Do any lines in the data below contain "website"? If so, copy every one of them.

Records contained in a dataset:
________

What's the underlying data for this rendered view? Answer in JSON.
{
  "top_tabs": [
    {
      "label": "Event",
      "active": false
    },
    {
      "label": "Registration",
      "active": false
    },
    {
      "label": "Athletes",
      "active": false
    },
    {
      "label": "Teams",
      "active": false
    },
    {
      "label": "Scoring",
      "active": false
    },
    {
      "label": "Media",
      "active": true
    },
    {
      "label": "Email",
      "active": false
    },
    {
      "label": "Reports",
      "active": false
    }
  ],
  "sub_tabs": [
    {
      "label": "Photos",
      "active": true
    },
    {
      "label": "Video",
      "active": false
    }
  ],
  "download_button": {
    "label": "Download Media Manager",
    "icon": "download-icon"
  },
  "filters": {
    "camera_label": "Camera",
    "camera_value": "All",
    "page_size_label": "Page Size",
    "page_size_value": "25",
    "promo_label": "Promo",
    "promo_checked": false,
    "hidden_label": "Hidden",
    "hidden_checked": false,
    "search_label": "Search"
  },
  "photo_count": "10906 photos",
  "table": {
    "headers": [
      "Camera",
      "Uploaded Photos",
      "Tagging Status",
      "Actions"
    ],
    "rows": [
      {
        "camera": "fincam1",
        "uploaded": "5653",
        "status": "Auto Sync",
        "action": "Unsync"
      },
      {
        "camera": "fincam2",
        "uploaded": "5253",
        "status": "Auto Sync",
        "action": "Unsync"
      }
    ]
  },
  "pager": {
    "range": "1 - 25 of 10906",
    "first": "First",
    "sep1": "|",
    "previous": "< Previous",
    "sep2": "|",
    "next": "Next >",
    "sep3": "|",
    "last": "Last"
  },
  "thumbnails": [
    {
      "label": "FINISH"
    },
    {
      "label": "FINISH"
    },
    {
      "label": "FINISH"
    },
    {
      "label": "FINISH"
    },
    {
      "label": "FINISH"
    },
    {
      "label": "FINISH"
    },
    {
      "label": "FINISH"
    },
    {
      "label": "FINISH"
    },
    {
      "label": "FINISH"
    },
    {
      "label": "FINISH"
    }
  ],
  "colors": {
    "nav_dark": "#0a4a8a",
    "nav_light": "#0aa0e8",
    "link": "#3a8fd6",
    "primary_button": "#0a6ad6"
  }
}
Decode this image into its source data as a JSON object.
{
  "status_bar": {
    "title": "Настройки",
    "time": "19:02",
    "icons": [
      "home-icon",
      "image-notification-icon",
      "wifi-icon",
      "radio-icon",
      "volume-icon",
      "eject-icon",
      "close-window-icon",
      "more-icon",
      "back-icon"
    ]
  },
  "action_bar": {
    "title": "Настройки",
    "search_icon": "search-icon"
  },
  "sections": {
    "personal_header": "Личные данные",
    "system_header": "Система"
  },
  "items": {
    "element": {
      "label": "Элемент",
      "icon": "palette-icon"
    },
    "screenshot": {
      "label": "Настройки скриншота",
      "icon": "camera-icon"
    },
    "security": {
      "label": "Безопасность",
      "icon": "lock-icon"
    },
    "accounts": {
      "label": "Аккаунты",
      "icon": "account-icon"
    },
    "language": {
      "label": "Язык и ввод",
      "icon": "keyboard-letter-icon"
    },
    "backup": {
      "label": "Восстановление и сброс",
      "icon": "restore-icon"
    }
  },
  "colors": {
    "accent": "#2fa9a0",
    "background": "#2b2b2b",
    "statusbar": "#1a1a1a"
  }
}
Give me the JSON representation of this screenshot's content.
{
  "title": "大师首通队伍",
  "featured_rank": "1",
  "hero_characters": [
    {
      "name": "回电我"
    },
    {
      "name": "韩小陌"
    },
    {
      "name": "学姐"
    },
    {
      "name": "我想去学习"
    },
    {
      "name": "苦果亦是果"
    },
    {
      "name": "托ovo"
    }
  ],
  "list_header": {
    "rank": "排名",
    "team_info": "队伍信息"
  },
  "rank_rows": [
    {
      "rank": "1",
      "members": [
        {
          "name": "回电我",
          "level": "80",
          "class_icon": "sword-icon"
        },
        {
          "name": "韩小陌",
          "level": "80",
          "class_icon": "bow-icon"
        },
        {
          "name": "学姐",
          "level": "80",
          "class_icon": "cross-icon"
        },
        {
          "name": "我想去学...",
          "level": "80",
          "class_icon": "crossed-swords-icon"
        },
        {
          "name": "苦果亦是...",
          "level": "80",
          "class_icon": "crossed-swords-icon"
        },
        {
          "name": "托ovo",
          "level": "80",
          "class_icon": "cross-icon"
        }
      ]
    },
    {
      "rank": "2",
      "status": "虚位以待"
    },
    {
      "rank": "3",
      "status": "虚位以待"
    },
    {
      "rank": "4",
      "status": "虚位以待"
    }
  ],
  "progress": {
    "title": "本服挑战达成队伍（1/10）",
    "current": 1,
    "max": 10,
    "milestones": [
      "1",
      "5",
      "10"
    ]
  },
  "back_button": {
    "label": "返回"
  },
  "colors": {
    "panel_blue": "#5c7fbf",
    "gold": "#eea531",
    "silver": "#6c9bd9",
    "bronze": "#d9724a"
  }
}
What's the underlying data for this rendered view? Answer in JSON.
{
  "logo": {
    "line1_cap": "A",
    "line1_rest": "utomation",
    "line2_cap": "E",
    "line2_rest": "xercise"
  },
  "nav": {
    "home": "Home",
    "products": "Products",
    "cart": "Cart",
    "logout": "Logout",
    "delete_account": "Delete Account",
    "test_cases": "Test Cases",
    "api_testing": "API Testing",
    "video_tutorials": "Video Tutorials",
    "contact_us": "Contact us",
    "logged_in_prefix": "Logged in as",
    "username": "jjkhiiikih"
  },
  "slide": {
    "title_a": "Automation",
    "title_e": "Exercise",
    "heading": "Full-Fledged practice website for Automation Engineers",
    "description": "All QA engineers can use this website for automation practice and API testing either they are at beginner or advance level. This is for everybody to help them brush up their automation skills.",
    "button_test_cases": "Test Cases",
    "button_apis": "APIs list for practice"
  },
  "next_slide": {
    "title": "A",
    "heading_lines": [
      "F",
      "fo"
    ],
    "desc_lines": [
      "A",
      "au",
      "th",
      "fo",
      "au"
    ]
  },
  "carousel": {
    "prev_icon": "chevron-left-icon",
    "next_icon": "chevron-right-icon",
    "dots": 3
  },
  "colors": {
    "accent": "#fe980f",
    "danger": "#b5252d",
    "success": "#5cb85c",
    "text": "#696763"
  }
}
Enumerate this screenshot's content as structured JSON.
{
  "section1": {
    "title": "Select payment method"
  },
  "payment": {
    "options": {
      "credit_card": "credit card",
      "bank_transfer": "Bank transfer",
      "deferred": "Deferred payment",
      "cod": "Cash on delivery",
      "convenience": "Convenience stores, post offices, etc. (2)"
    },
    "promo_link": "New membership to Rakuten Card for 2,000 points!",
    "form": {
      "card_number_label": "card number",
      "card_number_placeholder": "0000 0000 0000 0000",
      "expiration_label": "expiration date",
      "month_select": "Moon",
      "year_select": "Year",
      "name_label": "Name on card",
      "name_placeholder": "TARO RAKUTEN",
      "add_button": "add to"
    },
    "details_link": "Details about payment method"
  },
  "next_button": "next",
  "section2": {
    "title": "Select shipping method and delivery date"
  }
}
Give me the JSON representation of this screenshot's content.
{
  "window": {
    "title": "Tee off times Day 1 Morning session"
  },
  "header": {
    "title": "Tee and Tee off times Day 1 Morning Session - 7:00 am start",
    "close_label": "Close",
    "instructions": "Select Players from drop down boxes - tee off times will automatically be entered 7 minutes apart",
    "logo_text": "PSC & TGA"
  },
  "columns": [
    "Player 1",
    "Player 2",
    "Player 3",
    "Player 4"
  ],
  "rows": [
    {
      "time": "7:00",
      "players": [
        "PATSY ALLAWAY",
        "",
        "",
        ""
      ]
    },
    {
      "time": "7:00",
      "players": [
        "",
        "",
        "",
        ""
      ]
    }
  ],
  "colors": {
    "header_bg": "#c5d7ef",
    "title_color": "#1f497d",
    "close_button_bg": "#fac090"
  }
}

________

Solution for this task:
    "heading": "Full-Fledged practice website for Automation Engineers",
    "description": "All QA engineers can use this website for automation practice and API testing either they are at beginner or advance level. This is for everybody to help them brush up their automation skills.",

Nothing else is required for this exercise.